Now we’re ready to appreciate the third New Testament relationship between slavery and freedom. God frees us from slavery to the Law, God frees us for slavery to himself—and God frees us through slavery to himself. This is the third surprise . . .
How can slavery to Jesus set us free? This sounds “backward” because our definition of freedom is faulty. We define freedom negatively—as the absence of all restraints.2 But God defines freedom as the ability to live according to live as he designed you to live.
What if you were swimming underwater and ran into a talking fish—and he complained that he longed to be free from the water? Because he was designed to live in water, to leave the water would bring slavery to death, not freedom. He may think he is confined by the water, but in truth he is free only in the “restriction” of water.
God designed us, not for unrestrained self-indulgence, but to love him and other people (Matt. 22:36-40). Therefore, we are truly free only when we abandon ourselves to this design.
This is why the more selfish freedom you seek, the more enslaved to sin you become. The tragic irony is that our generation has experienced more of this kind of freedom than any other (SOCIAL; MONETARY; GEOGRAPHICAL; SEXUAL; etc.)—and yet it has produced more destructive addictions than any other generation!
But the more you serve God and other people, the more true freedom you experience. This is why Paul said Gal. 5:13,15 (read). When we use our freedom from the Law to serve ourselves, we destroy ourselves. But when we use it to serve others in love, we become truly free.
If you understand this, you will also understand why some Christians talk so excitedly about being “used by God.” We actually ask God to “use us” and we talk about how cool it is to be “used by God.”
Believe me, I know why that sounds so weird! It’s because being used by anyone else is a total drag. But because God made you for himself, and because he loves you and wants your good more than anyone else—being used by God (to serve others) is the most freeing and wonderful experience you can have!
If you understand this, you will also understand that the only way to get freed from slavery to sin is by replacing it with a lifestyle of serving God and other people. You can’t overcome true addictions by just stopping the destructive habit—you’ll either fail or substitute another destructive addiction. You have to replace it with the life of loving service for which God designed you.

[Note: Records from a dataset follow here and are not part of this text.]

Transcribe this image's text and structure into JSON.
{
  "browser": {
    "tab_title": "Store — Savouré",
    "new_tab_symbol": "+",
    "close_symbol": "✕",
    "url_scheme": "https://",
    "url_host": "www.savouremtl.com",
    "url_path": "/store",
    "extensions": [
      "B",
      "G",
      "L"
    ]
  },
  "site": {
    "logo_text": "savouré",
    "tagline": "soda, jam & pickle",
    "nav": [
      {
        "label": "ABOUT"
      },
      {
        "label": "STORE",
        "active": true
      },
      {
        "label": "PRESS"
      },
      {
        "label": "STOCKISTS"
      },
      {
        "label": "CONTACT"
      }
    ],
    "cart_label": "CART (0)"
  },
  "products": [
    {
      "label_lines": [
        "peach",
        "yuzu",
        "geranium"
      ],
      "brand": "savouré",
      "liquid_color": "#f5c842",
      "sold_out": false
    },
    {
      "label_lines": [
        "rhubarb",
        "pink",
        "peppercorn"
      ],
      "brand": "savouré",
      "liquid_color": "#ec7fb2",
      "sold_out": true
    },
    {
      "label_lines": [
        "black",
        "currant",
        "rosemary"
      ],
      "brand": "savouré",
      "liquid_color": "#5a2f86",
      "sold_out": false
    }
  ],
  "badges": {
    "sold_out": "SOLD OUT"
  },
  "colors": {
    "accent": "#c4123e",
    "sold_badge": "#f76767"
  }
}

I’d like to tell you that I overcame my drug-use habit by educating myself and then just stopping. The truth is that I knew what it was doing to me, I had vowed to myself that I would quit the day I knew it wasn’t helping me, etc.—but I couldn’t quit. I got freed from drugs after I found Christ and began to get a taste of sharing God’s Word with others. That was such an exciting experience that in pursuing it I found progressive freedom from drugs.
This is why if you’re a porn addict, you won’t get truly free without pursuing deep love relationships with others. That’s why if you’re a shopaholic, you won’t get truly free without embracing a life of serving other people for Jesus’ sake. That’s why if you’re enslaved to pleasing other people because you fear their rejection, you won’t get truly free until you live to please God and righteously serve those very people.
1 Quoted in Murray J. Harris, Slave of Christ (Downers Grove: InterVarsity Press, 1999), p. 18.
2 One dictionary defines freedom as “the absence of hindrance, restraint, confinement, repression.” Another dictionary says to be free is to be “not enslaved, not imprisoned, unrestricted, unrestrained, unhampered.” From John R. W. Stott, The Contemporary Christian (Downers Grove: InterVarsity Press, 1992), p. 52.
Copyright 2003 Gary DeLashmutt